Collection entries:
*** Block opens ***

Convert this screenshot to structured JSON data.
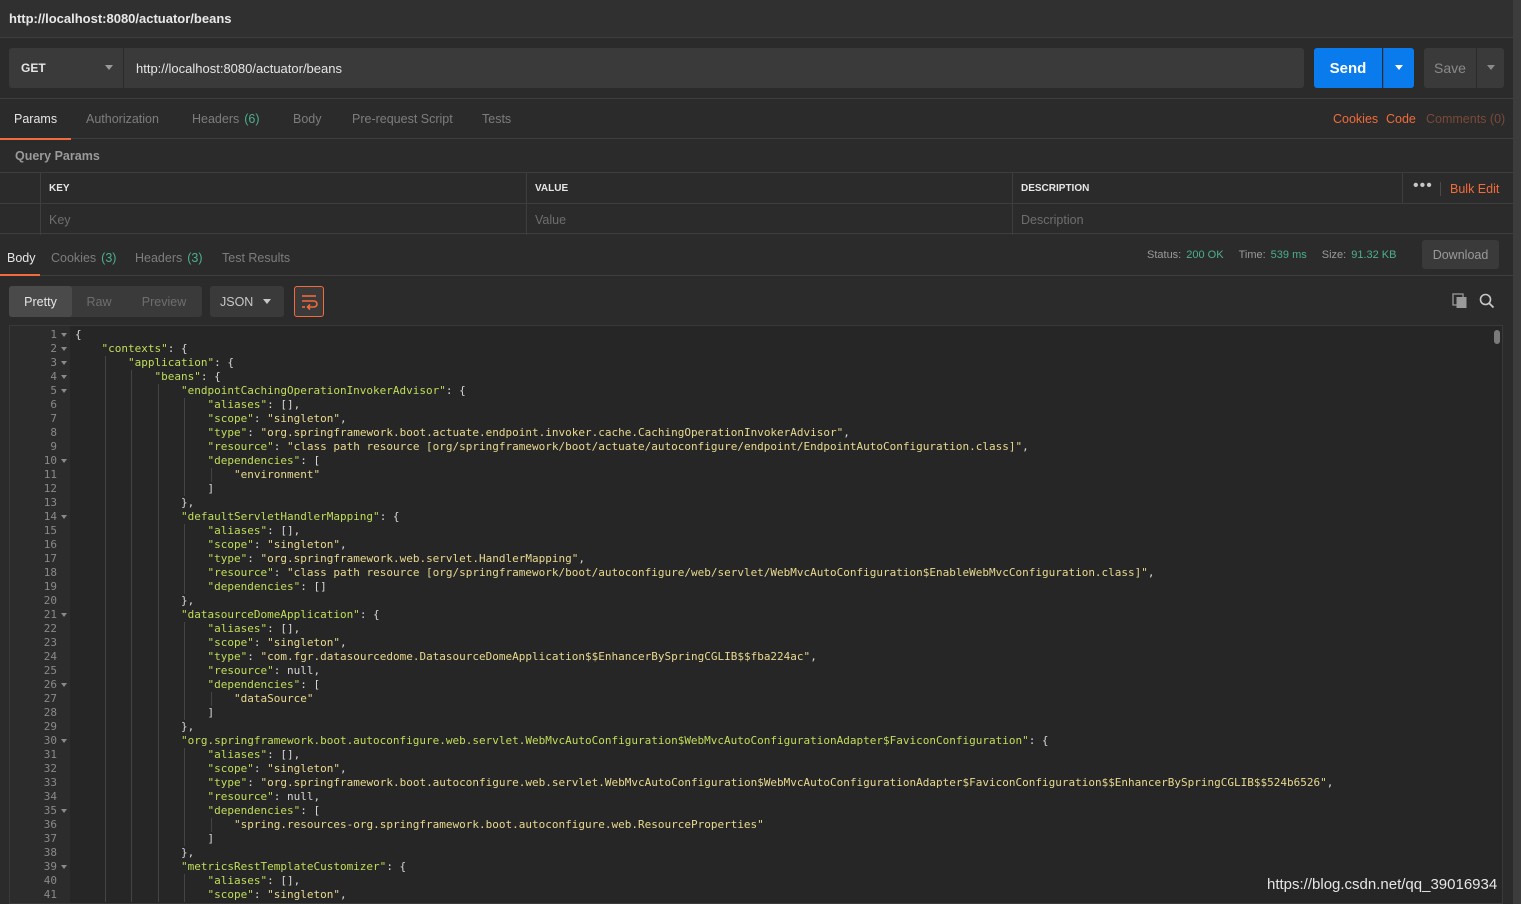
{
  "window": {
    "title": "http://localhost:8080/actuator/beans"
  },
  "request": {
    "method": "GET",
    "url": "http://localhost:8080/actuator/beans",
    "send_label": "Send",
    "save_label": "Save"
  },
  "request_tabs": [
    {
      "label": "Params",
      "count": ""
    },
    {
      "label": "Authorization",
      "count": ""
    },
    {
      "label": "Headers",
      "count": "(6)"
    },
    {
      "label": "Body",
      "count": ""
    },
    {
      "label": "Pre-request Script",
      "count": ""
    },
    {
      "label": "Tests",
      "count": ""
    }
  ],
  "right_links": {
    "cookies": "Cookies",
    "code": "Code",
    "comments": "Comments (0)"
  },
  "query_params": {
    "label": "Query Params",
    "headers": {
      "key": "KEY",
      "value": "VALUE",
      "description": "DESCRIPTION"
    },
    "placeholders": {
      "key": "Key",
      "value": "Value",
      "description": "Description"
    },
    "more": "•••",
    "bulk_edit": "Bulk Edit"
  },
  "response_tabs": [
    {
      "label": "Body",
      "count": ""
    },
    {
      "label": "Cookies",
      "count": "(3)"
    },
    {
      "label": "Headers",
      "count": "(3)"
    },
    {
      "label": "Test Results",
      "count": ""
    }
  ],
  "response_status": {
    "status_label": "Status:",
    "status_value": "200 OK",
    "time_label": "Time:",
    "time_value": "539 ms",
    "size_label": "Size:",
    "size_value": "91.32 KB",
    "download_label": "Download"
  },
  "view": {
    "pretty": "Pretty",
    "raw": "Raw",
    "preview": "Preview",
    "format": "JSON"
  },
  "code_lines": [
    {
      "n": "1",
      "fold": true,
      "indent": 0,
      "text": "{"
    },
    {
      "n": "2",
      "fold": true,
      "indent": 1,
      "key": "\"contexts\"",
      "rest": ": {"
    },
    {
      "n": "3",
      "fold": true,
      "indent": 2,
      "key": "\"application\"",
      "rest": ": {"
    },
    {
      "n": "4",
      "fold": true,
      "indent": 3,
      "key": "\"beans\"",
      "rest": ": {"
    },
    {
      "n": "5",
      "fold": true,
      "indent": 4,
      "key": "\"endpointCachingOperationInvokerAdvisor\"",
      "rest": ": {"
    },
    {
      "n": "6",
      "fold": false,
      "indent": 5,
      "key": "\"aliases\"",
      "rest": ": [],"
    },
    {
      "n": "7",
      "fold": false,
      "indent": 5,
      "key": "\"scope\"",
      "rest": ": ",
      "str": "\"singleton\"",
      "tail": ","
    },
    {
      "n": "8",
      "fold": false,
      "indent": 5,
      "key": "\"type\"",
      "rest": ": ",
      "str": "\"org.springframework.boot.actuate.endpoint.invoker.cache.CachingOperationInvokerAdvisor\"",
      "tail": ","
    },
    {
      "n": "9",
      "fold": false,
      "indent": 5,
      "key": "\"resource\"",
      "rest": ": ",
      "str": "\"class path resource [org/springframework/boot/actuate/autoconfigure/endpoint/EndpointAutoConfiguration.class]\"",
      "tail": ","
    },
    {
      "n": "10",
      "fold": true,
      "indent": 5,
      "key": "\"dependencies\"",
      "rest": ": ["
    },
    {
      "n": "11",
      "fold": false,
      "indent": 6,
      "str": "\"environment\"",
      "tail": ""
    },
    {
      "n": "12",
      "fold": false,
      "indent": 5,
      "text": "]"
    },
    {
      "n": "13",
      "fold": false,
      "indent": 4,
      "text": "},"
    },
    {
      "n": "14",
      "fold": true,
      "indent": 4,
      "key": "\"defaultServletHandlerMapping\"",
      "rest": ": {"
    },
    {
      "n": "15",
      "fold": false,
      "indent": 5,
      "key": "\"aliases\"",
      "rest": ": [],"
    },
    {
      "n": "16",
      "fold": false,
      "indent": 5,
      "key": "\"scope\"",
      "rest": ": ",
      "str": "\"singleton\"",
      "tail": ","
    },
    {
      "n": "17",
      "fold": false,
      "indent": 5,
      "key": "\"type\"",
      "rest": ": ",
      "str": "\"org.springframework.web.servlet.HandlerMapping\"",
      "tail": ","
    },
    {
      "n": "18",
      "fold": false,
      "indent": 5,
      "key": "\"resource\"",
      "rest": ": ",
      "str": "\"class path resource [org/springframework/boot/autoconfigure/web/servlet/WebMvcAutoConfiguration$EnableWebMvcConfiguration.class]\"",
      "tail": ","
    },
    {
      "n": "19",
      "fold": false,
      "indent": 5,
      "key": "\"dependencies\"",
      "rest": ": []"
    },
    {
      "n": "20",
      "fold": false,
      "indent": 4,
      "text": "},"
    },
    {
      "n": "21",
      "fold": true,
      "indent": 4,
      "key": "\"datasourceDomeApplication\"",
      "rest": ": {"
    },
    {
      "n": "22",
      "fold": false,
      "indent": 5,
      "key": "\"aliases\"",
      "rest": ": [],"
    },
    {
      "n": "23",
      "fold": false,
      "indent": 5,
      "key": "\"scope\"",
      "rest": ": ",
      "str": "\"singleton\"",
      "tail": ","
    },
    {
      "n": "24",
      "fold": false,
      "indent": 5,
      "key": "\"type\"",
      "rest": ": ",
      "str": "\"com.fgr.datasourcedome.DatasourceDomeApplication$$EnhancerBySpringCGLIB$$fba224ac\"",
      "tail": ","
    },
    {
      "n": "25",
      "fold": false,
      "indent": 5,
      "key": "\"resource\"",
      "rest": ": null,"
    },
    {
      "n": "26",
      "fold": true,
      "indent": 5,
      "key": "\"dependencies\"",
      "rest": ": ["
    },
    {
      "n": "27",
      "fold": false,
      "indent": 6,
      "str": "\"dataSource\"",
      "tail": ""
    },
    {
      "n": "28",
      "fold": false,
      "indent": 5,
      "text": "]"
    },
    {
      "n": "29",
      "fold": false,
      "indent": 4,
      "text": "},"
    },
    {
      "n": "30",
      "fold": true,
      "indent": 4,
      "key": "\"org.springframework.boot.autoconfigure.web.servlet.WebMvcAutoConfiguration$WebMvcAutoConfigurationAdapter$FaviconConfiguration\"",
      "rest": ": {"
    },
    {
      "n": "31",
      "fold": false,
      "indent": 5,
      "key": "\"aliases\"",
      "rest": ": [],"
    },
    {
      "n": "32",
      "fold": false,
      "indent": 5,
      "key": "\"scope\"",
      "rest": ": ",
      "str": "\"singleton\"",
      "tail": ","
    },
    {
      "n": "33",
      "fold": false,
      "indent": 5,
      "key": "\"type\"",
      "rest": ": ",
      "str": "\"org.springframework.boot.autoconfigure.web.servlet.WebMvcAutoConfiguration$WebMvcAutoConfigurationAdapter$FaviconConfiguration$$EnhancerBySpringCGLIB$$524b6526\"",
      "tail": ","
    },
    {
      "n": "34",
      "fold": false,
      "indent": 5,
      "key": "\"resource\"",
      "rest": ": null,"
    },
    {
      "n": "35",
      "fold": true,
      "indent": 5,
      "key": "\"dependencies\"",
      "rest": ": ["
    },
    {
      "n": "36",
      "fold": false,
      "indent": 6,
      "str": "\"spring.resources-org.springframework.boot.autoconfigure.web.ResourceProperties\"",
      "tail": ""
    },
    {
      "n": "37",
      "fold": false,
      "indent": 5,
      "text": "]"
    },
    {
      "n": "38",
      "fold": false,
      "indent": 4,
      "text": "},"
    },
    {
      "n": "39",
      "fold": true,
      "indent": 4,
      "key": "\"metricsRestTemplateCustomizer\"",
      "rest": ": {"
    },
    {
      "n": "40",
      "fold": false,
      "indent": 5,
      "key": "\"aliases\"",
      "rest": ": [],"
    },
    {
      "n": "41",
      "fold": false,
      "indent": 5,
      "key": "\"scope\"",
      "rest": ": ",
      "str": "\"singleton\"",
      "tail": ","
    }
  ],
  "watermark": "https://blog.csdn.net/qq_39016934",
  "colors": {
    "accent": "#f26b3a",
    "send": "#097bed",
    "success": "#4cb08d",
    "json_key": "#c0de5a",
    "json_string": "#e8d990"
  }
}
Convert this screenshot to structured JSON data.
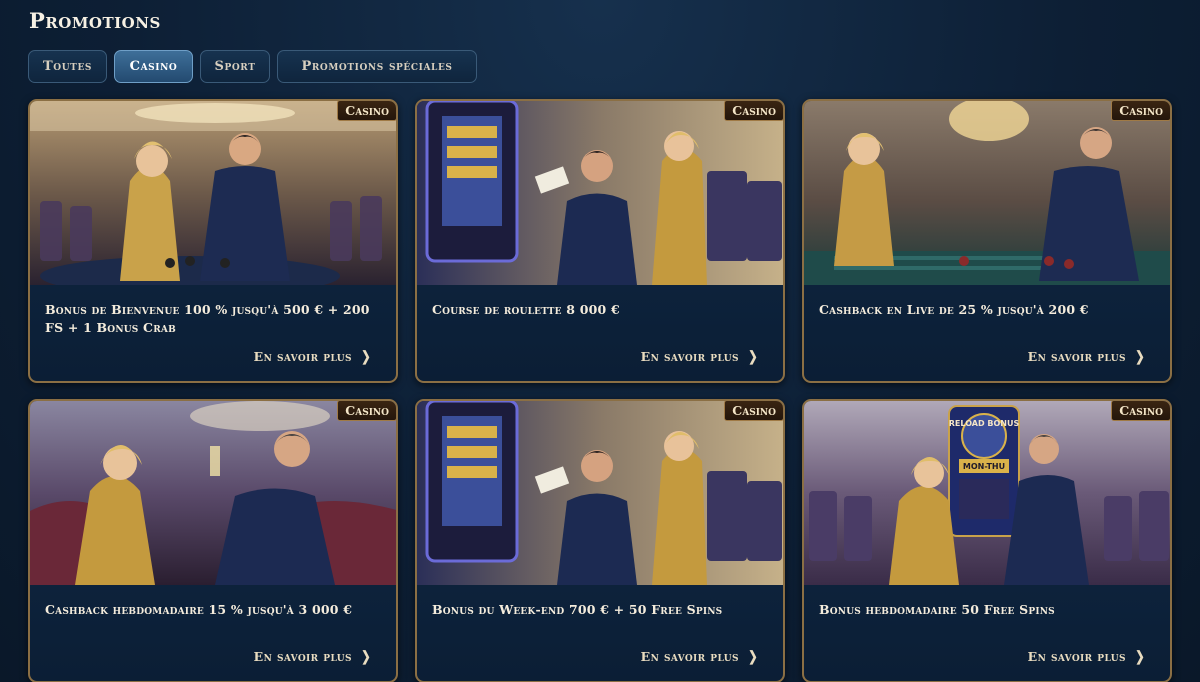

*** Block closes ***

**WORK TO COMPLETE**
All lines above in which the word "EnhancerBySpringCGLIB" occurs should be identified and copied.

**THE ANSWER**
      "str": "\"com.fgr.datasourcedome.DatasourceDomeApplication$$EnhancerBySpringCGLIB$$fba224ac\"",
      "str": "\"org.springframework.boot.autoconfigure.web.servlet.WebMvcAutoConfiguration$WebMvcAutoConfigurationAdapter$FaviconConfiguration$$EnhancerBySpringCGLIB$$524b6526\"",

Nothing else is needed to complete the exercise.